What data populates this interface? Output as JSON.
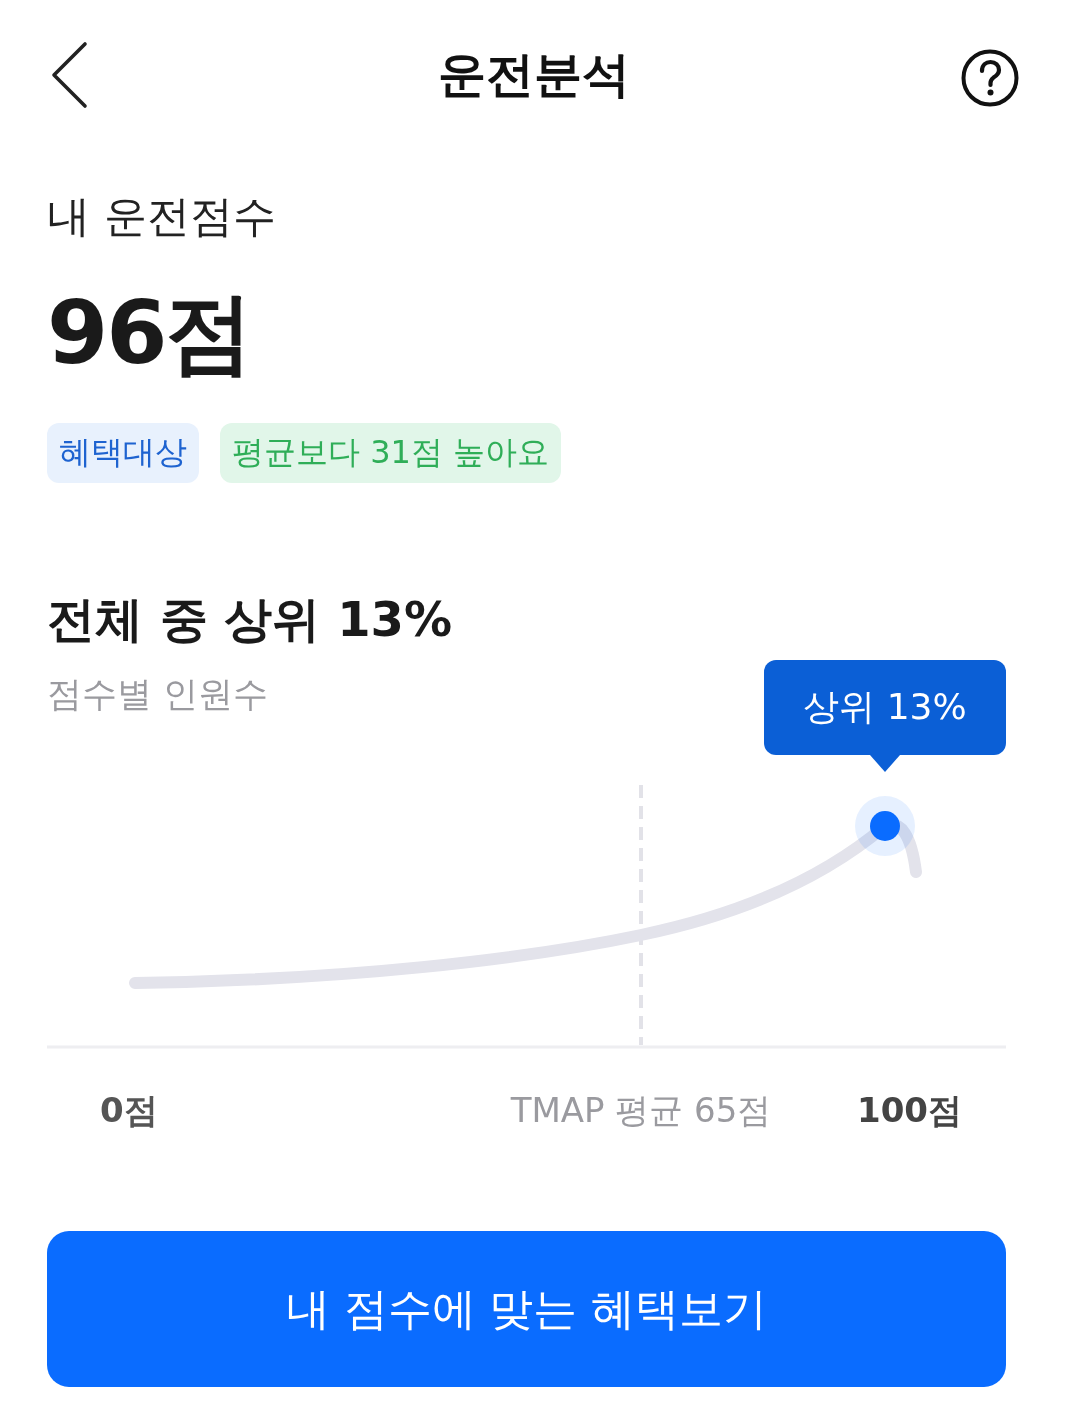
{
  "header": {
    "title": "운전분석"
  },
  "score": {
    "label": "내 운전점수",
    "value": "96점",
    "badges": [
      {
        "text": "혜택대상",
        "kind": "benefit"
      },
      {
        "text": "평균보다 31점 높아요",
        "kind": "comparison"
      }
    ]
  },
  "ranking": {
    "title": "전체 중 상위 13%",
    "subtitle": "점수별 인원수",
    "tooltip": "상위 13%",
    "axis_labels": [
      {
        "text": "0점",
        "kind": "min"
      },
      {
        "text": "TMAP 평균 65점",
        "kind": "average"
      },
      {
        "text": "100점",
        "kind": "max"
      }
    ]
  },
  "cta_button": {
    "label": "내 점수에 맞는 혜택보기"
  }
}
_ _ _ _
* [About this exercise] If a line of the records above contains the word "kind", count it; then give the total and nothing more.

* [Exercise solution] 5